In the past two decades, there has been a tremendous amount of investment and attention directed towards fostering entrepreneurship in Canada. From the establishment of incubators, to the development of entrepreneurship courses, there has never been a better climate for Canadians to learn how to start a new business. When we explored entrepreneurship activity in Ontario using individual attitudes and behaviours as a basis, we found that as many as 15 percent of Ontarians engage in early-stage entrepreneurial activity (from thinking about starting a business, to forming a business plan, to registering a business).
But we know less about happens after an entrepreneur starts a business, hires their first employee, and gains their first client. Assuming that they’re interested in growth, how large can their business grow? How large do businesses have to be and how quickly do they need to grow to be considered a “scale-up”? There are indications that scale-ups make up a growing part of Ontario’s economy, but definitions differ, and there isn’t much known about which firms these are, where they are located, and how their growth can be nurtured and replicated by other companies. We sought to take a closer look at who these companies are, what their impacts are, and why their growth is closely tied to the success of Ontario’s economy in our report: Scale-up Activity in Ontario.
What makes a scale-up a scale-up?
You’ve likely heard of a number of different ways that scale-ups have been described and defined—some terms include high-growth firm, gazelle, and strong-growth firm. The Organization for Economic Co-operation and Development (OECD) produced a popular definition in 2007 that defined high-growth enterprises based on employee growth or turnover.
In our latest research, we chose to take a similar yet slightly different path to defining scale-ups. Our definition focused on two specific dimensions of growth:
- Employment-based scale-ups, companies that grow by hiring employees—which for data availability reasons, we’ve restricted to companies that are 10 years old or younger in this analysis—and
- Revenue-based scale-ups, companies that grow primarily by rapidly increasing revenue.

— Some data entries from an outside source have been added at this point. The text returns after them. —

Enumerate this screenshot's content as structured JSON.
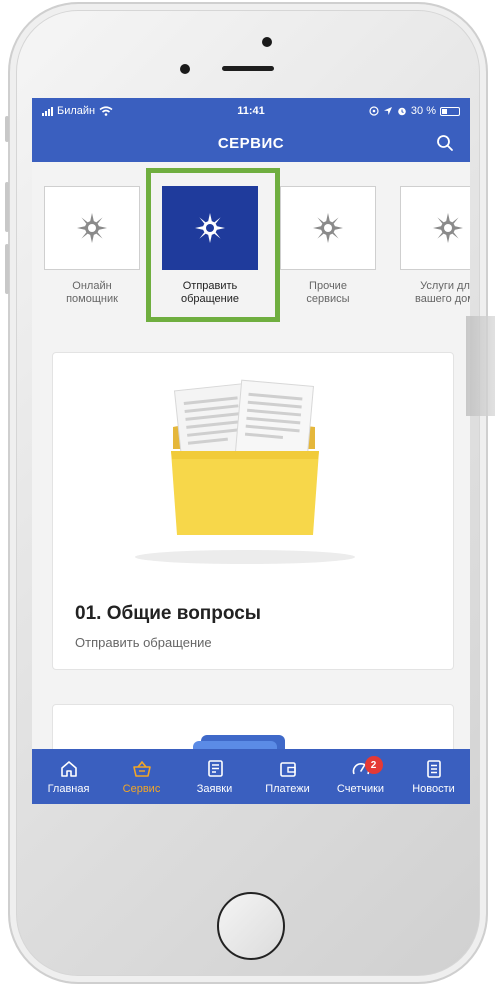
{
  "status_bar": {
    "carrier": "Билайн",
    "time": "11:41",
    "battery": "30 %"
  },
  "header": {
    "title": "СЕРВИС"
  },
  "services": [
    {
      "line1": "Онлайн",
      "line2": "помощник"
    },
    {
      "line1": "Отправить",
      "line2": "обращение"
    },
    {
      "line1": "Прочие",
      "line2": "сервисы"
    },
    {
      "line1": "Услуги для",
      "line2": "вашего дома"
    }
  ],
  "cards": [
    {
      "title": "01. Общие вопросы",
      "subtitle": "Отправить обращение"
    }
  ],
  "tabbar": {
    "items": [
      {
        "label": "Главная"
      },
      {
        "label": "Сервис"
      },
      {
        "label": "Заявки"
      },
      {
        "label": "Платежи"
      },
      {
        "label": "Счетчики",
        "badge": "2"
      },
      {
        "label": "Новости"
      }
    ]
  },
  "colors": {
    "primary": "#3a5fbf",
    "active_tab": "#f2a626",
    "highlight": "#6fae3f",
    "service_active": "#1f3b9c",
    "badge": "#e53935"
  }
}
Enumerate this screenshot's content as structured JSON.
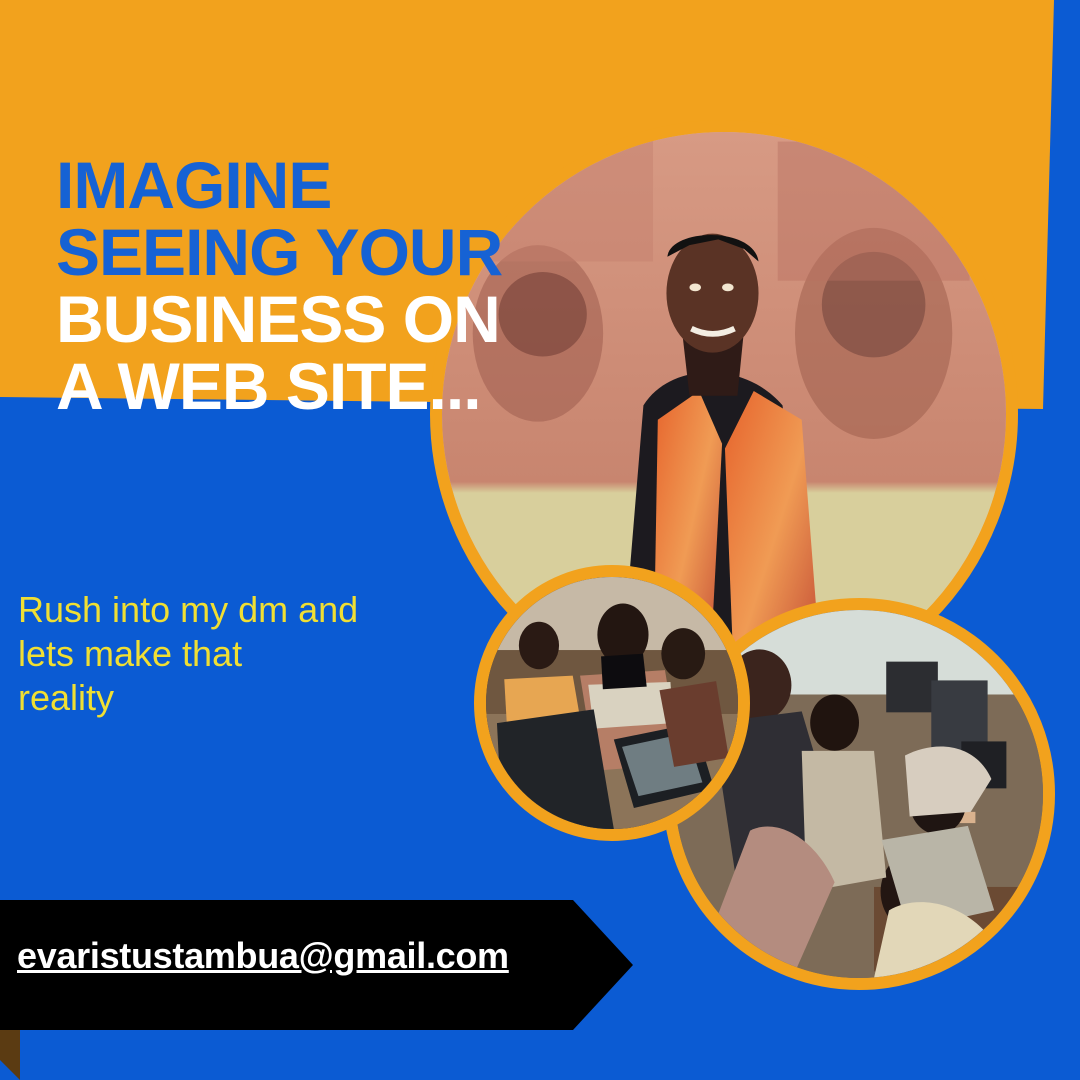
{
  "headline": {
    "line1": "IMAGINE",
    "line2": "SEEING YOUR",
    "line3": "BUSINESS ON",
    "line4": "A WEB SITE..."
  },
  "subcopy": {
    "text": "Rush into my dm and\nlets make that\n reality"
  },
  "contact": {
    "email": "evaristustambua@gmail.com"
  },
  "colors": {
    "background_blue": "#0b5bd3",
    "accent_orange": "#f2a21d",
    "headline_blue": "#1662d4",
    "headline_white": "#ffffff",
    "subcopy_yellow": "#f0df33",
    "banner_black": "#000000"
  },
  "icons": {
    "portrait": "portrait-photo",
    "group_photo_1": "group-photo",
    "group_photo_2": "classroom-photo"
  }
}
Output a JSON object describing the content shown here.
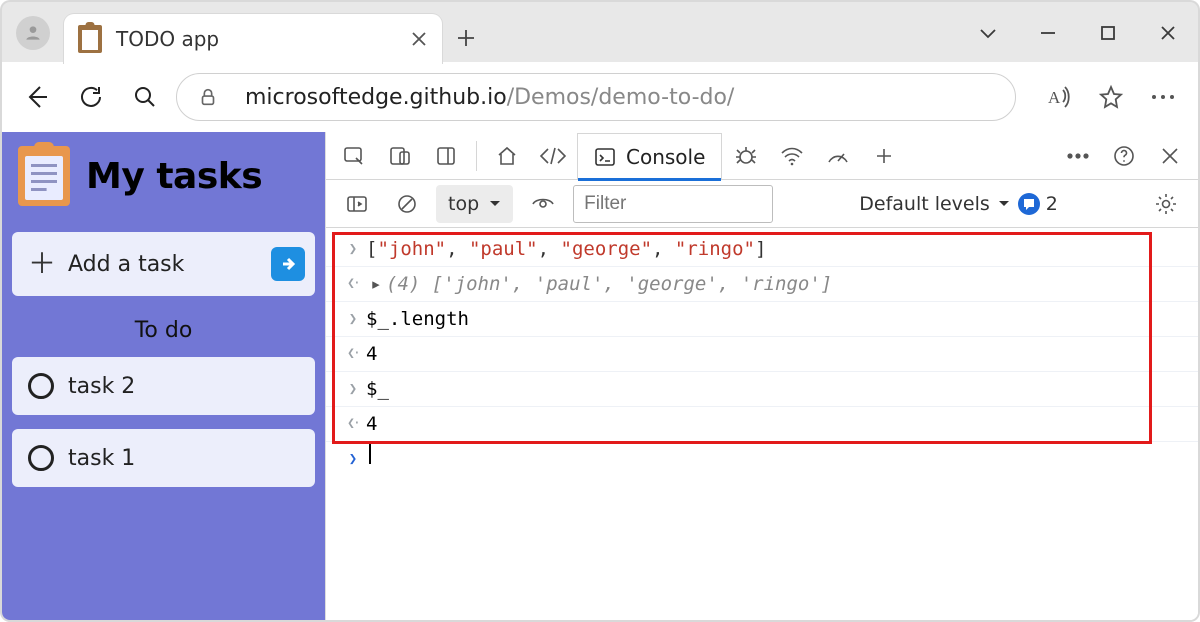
{
  "browser": {
    "tab_title": "TODO app",
    "url_host": "microsoftedge.github.io",
    "url_path": "/Demos/demo-to-do/"
  },
  "app_panel": {
    "title": "My tasks",
    "add_placeholder": "Add a task",
    "section_label": "To do",
    "tasks": [
      "task 2",
      "task 1"
    ]
  },
  "devtools": {
    "tab_label": "Console",
    "context": "top",
    "filter_placeholder": "Filter",
    "levels_label": "Default levels",
    "issues_count": "2",
    "console": {
      "row0_input": "[\"john\", \"paul\", \"george\", \"ringo\"]",
      "row1_output_len": "(4)",
      "row1_output_arr": "['john', 'paul', 'george', 'ringo']",
      "row2_input": "$_.length",
      "row3_output": "4",
      "row4_input": "$_",
      "row5_output": "4"
    }
  }
}
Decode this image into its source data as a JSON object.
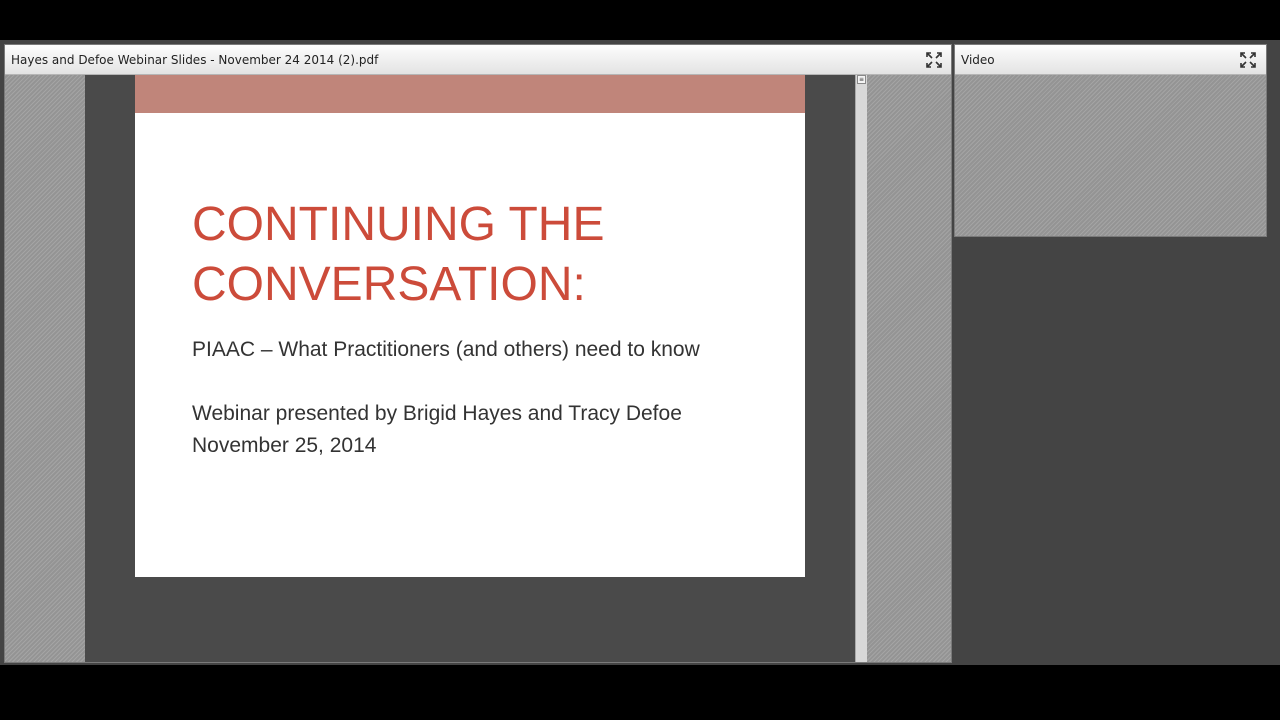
{
  "document_pod": {
    "title": "Hayes and Defoe Webinar Slides - November 24 2014 (2).pdf",
    "maximize_icon": "expand-arrows-icon",
    "slide": {
      "title_line1": "CONTINUING THE",
      "title_line2": "CONVERSATION:",
      "subtitle": "PIAAC – What Practitioners (and others) need to know",
      "presenters": "Webinar presented by Brigid Hayes and Tracy Defoe",
      "date": "November 25, 2014",
      "accent_color": "#cc4b3a",
      "band_color": "#c0857a"
    },
    "scroll_up_glyph": "≡"
  },
  "video_pod": {
    "title": "Video",
    "maximize_icon": "expand-arrows-icon"
  }
}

While some companies straddle these definitions, many are big revenue generators with a relatively small or slow-growing number of employees, and some may be big job creators with only minimal increases in revenue.